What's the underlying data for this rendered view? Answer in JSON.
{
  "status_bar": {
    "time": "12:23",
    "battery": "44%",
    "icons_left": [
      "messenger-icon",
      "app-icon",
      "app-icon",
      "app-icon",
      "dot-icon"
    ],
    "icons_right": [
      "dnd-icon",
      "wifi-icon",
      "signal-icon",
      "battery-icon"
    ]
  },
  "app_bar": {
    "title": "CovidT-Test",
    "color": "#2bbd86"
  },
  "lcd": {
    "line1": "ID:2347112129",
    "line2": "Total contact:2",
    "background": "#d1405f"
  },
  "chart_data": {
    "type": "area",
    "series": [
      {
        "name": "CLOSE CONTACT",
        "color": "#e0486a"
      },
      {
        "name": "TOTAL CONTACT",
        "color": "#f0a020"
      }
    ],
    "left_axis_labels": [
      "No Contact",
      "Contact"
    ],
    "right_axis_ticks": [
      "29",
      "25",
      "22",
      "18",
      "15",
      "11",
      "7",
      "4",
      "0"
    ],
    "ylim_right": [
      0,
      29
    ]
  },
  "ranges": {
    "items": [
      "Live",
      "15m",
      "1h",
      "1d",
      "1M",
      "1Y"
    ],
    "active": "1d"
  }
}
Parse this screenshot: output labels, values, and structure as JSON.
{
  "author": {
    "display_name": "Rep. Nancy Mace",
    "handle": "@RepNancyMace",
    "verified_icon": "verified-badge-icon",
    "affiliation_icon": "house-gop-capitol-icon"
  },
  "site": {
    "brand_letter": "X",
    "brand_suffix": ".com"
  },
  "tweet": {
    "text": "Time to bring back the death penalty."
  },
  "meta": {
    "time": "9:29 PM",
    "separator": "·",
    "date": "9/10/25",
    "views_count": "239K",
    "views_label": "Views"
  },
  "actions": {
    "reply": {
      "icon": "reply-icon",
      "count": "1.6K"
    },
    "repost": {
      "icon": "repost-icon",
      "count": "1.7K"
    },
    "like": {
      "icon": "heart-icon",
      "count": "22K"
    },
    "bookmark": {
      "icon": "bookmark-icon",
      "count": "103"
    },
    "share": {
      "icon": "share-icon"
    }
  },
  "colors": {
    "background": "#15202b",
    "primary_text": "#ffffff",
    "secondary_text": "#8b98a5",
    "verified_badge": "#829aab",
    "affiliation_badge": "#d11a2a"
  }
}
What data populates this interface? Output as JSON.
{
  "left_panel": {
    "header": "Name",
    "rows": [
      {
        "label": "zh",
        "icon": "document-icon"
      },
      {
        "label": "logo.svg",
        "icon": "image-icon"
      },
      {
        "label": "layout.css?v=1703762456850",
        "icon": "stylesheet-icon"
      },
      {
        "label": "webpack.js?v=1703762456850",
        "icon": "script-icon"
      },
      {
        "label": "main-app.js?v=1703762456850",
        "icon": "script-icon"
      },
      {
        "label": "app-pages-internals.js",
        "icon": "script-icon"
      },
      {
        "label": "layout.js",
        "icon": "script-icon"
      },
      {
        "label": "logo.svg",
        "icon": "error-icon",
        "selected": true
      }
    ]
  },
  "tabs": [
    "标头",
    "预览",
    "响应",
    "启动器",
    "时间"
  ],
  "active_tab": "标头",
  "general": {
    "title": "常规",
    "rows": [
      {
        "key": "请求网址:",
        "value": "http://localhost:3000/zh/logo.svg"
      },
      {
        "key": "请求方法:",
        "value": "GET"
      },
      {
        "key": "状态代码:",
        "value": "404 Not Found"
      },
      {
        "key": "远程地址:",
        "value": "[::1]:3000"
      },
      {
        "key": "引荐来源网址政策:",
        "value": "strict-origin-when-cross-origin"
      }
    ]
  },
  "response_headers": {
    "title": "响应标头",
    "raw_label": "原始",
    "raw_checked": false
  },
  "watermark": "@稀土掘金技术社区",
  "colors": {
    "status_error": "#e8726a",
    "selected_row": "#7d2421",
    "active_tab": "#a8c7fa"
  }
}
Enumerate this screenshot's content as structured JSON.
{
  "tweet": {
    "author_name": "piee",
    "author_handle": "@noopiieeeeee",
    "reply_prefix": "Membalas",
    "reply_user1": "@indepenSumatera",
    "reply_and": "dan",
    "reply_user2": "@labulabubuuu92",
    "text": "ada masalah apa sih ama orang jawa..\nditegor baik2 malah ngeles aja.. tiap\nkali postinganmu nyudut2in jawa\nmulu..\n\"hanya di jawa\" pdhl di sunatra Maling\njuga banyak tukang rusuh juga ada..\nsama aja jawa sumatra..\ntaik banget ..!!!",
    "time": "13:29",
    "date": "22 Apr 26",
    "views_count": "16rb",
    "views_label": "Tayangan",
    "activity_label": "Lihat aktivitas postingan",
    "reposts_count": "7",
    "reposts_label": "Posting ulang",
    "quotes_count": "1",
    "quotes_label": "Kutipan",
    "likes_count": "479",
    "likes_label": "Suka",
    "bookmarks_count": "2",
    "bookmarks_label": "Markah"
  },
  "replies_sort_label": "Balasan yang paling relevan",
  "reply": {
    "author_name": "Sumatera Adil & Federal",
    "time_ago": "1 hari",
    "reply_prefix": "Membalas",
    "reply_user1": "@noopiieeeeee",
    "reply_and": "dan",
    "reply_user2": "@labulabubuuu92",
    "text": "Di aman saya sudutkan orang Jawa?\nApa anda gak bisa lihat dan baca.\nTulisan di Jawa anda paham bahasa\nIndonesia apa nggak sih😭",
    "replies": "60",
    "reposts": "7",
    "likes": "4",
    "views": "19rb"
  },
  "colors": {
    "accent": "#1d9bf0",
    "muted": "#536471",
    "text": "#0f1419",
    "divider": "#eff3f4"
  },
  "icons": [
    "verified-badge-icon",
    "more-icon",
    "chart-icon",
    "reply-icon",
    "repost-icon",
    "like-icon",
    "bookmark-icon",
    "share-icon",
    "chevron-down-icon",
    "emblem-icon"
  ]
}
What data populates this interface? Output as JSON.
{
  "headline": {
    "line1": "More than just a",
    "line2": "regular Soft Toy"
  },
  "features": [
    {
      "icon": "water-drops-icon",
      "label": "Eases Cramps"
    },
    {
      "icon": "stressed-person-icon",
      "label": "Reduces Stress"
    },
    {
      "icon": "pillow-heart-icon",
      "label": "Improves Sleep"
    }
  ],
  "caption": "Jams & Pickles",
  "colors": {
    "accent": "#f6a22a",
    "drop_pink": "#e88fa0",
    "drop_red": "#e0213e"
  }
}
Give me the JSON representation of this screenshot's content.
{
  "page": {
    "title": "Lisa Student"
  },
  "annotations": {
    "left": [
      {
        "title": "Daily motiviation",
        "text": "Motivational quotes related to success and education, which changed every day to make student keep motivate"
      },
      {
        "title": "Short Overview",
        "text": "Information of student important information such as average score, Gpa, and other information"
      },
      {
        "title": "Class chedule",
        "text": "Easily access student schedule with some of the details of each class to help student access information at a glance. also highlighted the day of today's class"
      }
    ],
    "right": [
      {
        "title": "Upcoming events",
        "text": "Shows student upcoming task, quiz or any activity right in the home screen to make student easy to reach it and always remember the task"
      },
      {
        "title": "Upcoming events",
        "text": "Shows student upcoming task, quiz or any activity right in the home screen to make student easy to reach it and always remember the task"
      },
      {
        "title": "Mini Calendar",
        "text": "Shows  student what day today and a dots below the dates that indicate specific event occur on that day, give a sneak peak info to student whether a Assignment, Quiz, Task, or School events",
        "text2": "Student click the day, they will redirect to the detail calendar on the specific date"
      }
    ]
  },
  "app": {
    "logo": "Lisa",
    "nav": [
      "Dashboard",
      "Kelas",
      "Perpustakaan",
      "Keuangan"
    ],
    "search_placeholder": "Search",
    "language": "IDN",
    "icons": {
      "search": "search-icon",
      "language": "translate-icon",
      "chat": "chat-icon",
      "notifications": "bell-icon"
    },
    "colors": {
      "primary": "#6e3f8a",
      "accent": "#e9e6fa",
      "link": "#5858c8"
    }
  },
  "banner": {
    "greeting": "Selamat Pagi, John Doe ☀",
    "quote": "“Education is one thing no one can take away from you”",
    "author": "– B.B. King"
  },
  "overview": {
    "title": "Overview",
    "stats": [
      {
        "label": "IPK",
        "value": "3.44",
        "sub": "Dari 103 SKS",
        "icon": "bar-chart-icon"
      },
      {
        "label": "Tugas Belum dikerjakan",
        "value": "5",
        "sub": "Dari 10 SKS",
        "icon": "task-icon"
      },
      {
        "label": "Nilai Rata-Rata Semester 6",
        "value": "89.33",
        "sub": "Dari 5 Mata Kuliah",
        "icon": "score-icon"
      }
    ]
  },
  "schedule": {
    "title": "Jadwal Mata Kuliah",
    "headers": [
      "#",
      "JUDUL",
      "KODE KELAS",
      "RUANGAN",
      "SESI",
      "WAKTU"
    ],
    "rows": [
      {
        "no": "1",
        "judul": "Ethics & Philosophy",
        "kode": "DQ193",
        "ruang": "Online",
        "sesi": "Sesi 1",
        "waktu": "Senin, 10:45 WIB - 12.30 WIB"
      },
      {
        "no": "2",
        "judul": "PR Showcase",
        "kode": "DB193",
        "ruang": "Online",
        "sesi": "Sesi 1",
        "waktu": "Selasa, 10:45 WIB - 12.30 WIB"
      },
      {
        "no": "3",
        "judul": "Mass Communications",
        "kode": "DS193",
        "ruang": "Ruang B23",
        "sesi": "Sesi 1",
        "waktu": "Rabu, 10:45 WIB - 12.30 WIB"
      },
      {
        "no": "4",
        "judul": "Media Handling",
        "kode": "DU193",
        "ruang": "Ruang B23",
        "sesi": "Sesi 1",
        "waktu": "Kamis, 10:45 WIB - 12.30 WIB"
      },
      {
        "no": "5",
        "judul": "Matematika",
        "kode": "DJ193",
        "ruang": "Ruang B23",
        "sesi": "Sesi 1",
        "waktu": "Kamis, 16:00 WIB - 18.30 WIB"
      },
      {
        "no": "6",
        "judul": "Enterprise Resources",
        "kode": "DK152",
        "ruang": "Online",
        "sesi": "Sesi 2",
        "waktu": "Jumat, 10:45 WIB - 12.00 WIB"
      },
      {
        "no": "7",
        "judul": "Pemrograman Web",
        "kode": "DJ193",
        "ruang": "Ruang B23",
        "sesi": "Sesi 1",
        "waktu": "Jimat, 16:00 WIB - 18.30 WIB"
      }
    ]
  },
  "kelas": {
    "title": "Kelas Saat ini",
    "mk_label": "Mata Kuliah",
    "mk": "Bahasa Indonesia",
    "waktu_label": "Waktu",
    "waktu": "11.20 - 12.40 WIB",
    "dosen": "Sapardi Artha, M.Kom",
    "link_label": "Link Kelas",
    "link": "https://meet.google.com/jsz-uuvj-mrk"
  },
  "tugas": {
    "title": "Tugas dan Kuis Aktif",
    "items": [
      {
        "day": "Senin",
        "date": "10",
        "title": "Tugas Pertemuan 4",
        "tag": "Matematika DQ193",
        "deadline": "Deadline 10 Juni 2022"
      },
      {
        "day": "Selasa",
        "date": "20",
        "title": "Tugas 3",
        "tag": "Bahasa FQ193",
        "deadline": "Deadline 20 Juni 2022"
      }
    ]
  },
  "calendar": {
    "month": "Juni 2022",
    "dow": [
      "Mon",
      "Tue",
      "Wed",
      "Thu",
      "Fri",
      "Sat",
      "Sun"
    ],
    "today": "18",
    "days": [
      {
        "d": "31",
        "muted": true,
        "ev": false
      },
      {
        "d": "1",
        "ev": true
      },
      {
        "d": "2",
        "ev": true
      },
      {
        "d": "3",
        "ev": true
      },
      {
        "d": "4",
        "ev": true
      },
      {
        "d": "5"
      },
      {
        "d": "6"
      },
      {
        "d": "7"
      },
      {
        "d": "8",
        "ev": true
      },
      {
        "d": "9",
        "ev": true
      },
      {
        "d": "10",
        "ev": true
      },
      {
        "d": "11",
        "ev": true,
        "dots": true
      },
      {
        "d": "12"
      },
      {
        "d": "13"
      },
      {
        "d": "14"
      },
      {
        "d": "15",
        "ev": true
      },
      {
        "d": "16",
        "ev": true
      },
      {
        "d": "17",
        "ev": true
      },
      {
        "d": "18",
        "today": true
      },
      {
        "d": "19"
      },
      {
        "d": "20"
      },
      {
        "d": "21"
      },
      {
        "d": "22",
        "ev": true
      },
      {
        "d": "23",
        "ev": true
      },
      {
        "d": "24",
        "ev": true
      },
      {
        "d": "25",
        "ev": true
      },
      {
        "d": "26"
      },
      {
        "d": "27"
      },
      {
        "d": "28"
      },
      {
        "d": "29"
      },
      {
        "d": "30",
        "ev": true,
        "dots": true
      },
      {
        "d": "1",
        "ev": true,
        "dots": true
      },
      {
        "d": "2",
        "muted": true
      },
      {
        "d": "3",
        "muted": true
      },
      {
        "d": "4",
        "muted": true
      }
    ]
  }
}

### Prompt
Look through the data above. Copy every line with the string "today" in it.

### Response to the task
        "text": "Easily access student schedule with some of the details of each class to help student access information at a glance. also highlighted the day of today's class"
        "text": "Shows  student what day today and a dots below the dates that indicate specific event occur on that day, give a sneak peak info to student whether a Assignment, Quiz, Task, or School events",
    "today": "18",
        "today": true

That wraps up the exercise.